Reduces Stress

One of the most common uses of Reishi is for its calming, anti-stress effect. It has shown to be effective at relieving anxiety and depression, as well as helping to lower blood pressure.

This is thanks to the adrenal support that Reishi provides. It’s a potent adaptogen –– i.e. a plant that helps the body deal with all kinds of physical, chemical, or biological stress. When you’re able to relieve stress and keep your body in a state of balance, you’ll be less fatigued, have better cognitive function, and be able to maintain a sharper focus throughout the day.

As well, Reishi contains an array of different antioxidants, polysaccharides, polypeptides, triterpenes, and other compounds that work to mitigate the body’s response to stress.

If you need to cool down at any point in the day, Reishi can be a great option. That’s why it’s at the core of our Chill Out blend.

Supports Immune Function

No matter what season of the year we’re in, it’s always important to have a well-functioning immune system. Reishi has been clinically proven to have a positive impact on white blood cells and the immune response. This leads to a powerful anti-inflammatory effect that increases your body’s ability to deal with pathogens, viruses, and stress.

Much of this effect is due to Reishi’s high concentration of beta-glucans, which have potent immune-boosting properties. Reishi also promotes the development of B and T lymphocytes, immune cells that are vital for the production of antibodies and the overall regulation of immune function.

Anti-Cancer Properties

Cancer is one of the deadliest diseases on our planet and finding a cure has been a focus of our medical system for generations. Functional mushrooms are beginning to show a lot of promise in their ability to help fight cancer, and Reishi is leading the charge, as the mushroom has shown to inhibit the development of cancer as well as targeting and destroying existing cancer cells. A 2010 study related Reishi’s anti-cancer effect to a compound called ganoderic acid, which is a triterpenoid found in the mushroom that attacks the development and metastasis of tumors.

More research is needed, but the beneficial nutrients in Reishi are showing significant promise in cancer research and may be an integral part of treatment for the disease in the future.

Reduces Inflammation

Managing chronic inflammation in the body is essential for overall health.

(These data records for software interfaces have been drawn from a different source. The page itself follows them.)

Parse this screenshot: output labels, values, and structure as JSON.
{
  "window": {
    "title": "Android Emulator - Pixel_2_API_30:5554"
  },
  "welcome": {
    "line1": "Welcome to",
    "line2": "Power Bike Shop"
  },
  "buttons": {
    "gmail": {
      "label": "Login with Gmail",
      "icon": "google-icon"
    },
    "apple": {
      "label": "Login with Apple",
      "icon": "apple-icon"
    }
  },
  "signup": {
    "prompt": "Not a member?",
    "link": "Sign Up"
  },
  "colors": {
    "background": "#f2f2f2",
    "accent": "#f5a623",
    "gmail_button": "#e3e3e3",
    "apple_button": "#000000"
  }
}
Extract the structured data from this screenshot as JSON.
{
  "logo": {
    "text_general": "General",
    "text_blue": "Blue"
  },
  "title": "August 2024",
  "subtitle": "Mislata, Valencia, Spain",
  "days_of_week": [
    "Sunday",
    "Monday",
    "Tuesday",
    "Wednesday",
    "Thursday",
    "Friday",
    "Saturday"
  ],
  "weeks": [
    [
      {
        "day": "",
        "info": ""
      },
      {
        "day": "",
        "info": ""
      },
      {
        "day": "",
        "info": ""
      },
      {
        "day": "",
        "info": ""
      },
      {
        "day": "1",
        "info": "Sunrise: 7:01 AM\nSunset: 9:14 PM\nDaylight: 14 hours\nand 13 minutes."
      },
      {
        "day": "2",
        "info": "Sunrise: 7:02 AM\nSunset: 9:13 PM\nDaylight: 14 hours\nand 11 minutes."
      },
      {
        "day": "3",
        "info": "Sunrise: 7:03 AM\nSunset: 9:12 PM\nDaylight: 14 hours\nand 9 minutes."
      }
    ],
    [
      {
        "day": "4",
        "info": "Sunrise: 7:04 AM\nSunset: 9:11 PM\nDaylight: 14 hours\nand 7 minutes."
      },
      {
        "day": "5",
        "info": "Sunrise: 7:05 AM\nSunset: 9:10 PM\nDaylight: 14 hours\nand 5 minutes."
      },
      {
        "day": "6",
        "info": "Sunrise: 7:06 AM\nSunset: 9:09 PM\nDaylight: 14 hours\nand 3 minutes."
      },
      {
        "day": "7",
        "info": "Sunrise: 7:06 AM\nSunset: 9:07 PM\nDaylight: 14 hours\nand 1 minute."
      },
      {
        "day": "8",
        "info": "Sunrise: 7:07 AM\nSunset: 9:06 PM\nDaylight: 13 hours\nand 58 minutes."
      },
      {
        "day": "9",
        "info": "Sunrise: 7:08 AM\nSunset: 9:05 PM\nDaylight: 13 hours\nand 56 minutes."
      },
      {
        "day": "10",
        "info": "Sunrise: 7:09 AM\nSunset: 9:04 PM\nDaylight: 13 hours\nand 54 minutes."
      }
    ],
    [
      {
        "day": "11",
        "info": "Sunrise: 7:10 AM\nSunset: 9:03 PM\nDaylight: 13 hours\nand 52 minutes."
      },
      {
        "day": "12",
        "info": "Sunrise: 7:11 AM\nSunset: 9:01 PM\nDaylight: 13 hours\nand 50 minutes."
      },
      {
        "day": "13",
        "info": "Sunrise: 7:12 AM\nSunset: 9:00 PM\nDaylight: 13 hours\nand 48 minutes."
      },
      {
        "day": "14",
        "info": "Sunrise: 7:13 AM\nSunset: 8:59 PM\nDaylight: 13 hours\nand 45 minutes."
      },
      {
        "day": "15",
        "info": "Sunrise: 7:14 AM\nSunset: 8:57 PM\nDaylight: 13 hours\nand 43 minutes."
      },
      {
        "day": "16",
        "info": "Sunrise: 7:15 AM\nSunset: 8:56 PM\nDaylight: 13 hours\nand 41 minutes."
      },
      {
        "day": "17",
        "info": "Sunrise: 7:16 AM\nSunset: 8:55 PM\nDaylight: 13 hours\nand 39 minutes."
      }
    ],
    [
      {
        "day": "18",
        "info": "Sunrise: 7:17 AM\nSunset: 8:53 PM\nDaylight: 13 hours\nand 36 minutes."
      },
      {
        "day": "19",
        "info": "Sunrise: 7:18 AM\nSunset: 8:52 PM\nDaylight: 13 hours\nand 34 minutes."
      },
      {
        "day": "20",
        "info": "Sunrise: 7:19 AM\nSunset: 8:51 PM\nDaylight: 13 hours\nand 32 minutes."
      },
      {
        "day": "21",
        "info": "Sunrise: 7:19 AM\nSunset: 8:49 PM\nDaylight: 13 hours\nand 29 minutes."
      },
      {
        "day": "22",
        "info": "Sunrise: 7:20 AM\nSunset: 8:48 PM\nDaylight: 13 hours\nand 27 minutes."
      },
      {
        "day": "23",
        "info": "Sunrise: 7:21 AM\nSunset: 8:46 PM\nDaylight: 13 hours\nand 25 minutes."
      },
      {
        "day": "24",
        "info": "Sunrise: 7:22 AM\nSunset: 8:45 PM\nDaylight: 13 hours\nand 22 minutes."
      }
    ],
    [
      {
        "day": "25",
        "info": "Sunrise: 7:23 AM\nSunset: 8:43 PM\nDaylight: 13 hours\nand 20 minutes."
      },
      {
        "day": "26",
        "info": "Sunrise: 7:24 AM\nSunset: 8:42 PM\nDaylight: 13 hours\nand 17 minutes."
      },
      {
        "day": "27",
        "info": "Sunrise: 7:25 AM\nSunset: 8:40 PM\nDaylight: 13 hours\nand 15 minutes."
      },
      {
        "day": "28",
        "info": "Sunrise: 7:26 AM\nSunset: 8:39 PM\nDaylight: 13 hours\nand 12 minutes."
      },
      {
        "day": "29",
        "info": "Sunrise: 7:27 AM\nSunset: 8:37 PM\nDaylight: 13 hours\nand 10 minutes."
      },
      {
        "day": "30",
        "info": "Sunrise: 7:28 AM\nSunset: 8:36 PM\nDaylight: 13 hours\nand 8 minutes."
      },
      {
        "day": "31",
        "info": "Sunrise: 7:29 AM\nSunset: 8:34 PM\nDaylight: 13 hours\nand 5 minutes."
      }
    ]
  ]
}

Over time, inflammation damages healthy cells, tissues, and organs, and plays an important role in the development of more debilitating diseases and conditions.

The rich antioxidant profile of Reishi targets inflammation throughout the body, lowering oxidative stress and ensuring that your systems are always functioning at their best.

Helps with Insomnia

Part of Reishi’s potent calming effect is its ability to help you comfortably drift off to sleep every night. Because of this, it’s a fantastic functional mushroom to add to your evening routine when you want to wind down at the end of a long day. This is particularly the case when you’re having a hard time calming your mind before bed.

Our Chill Out blend is centered around Reishi and is designed exactly for this –– to help you relax and prepare for a restful night of sleep. Head over to our online shop to check it out.

References:

National Center for Biotechnology Information, Ganoderma Lucidum (Lingzhi or Reishi)
National Center for Biotechnology Information,Spore Powder of Ganoderma lucidum Improves Cancer-Related Fatigue in Breast Cancer Patients Undergoing Endocrine Therapy: A Pilot Clinical Trial
National Center for Biotechnology Information,Hypotensive and neurometabolic effects of intragastric Reishi (Ganoderma lucidum) administration in hypertensive ISIAH rat strain
National Center for Biotechnology Information, Cellular and molecular mechanisms of immuno-modulation by Ganoderma lucidum
Life Extension Magazine, Fight Immune Decline with Reishi
Science Direct,Ganoderic acid T inhibits tumor invasion in vitro and in vivo through inhibition of MMP expression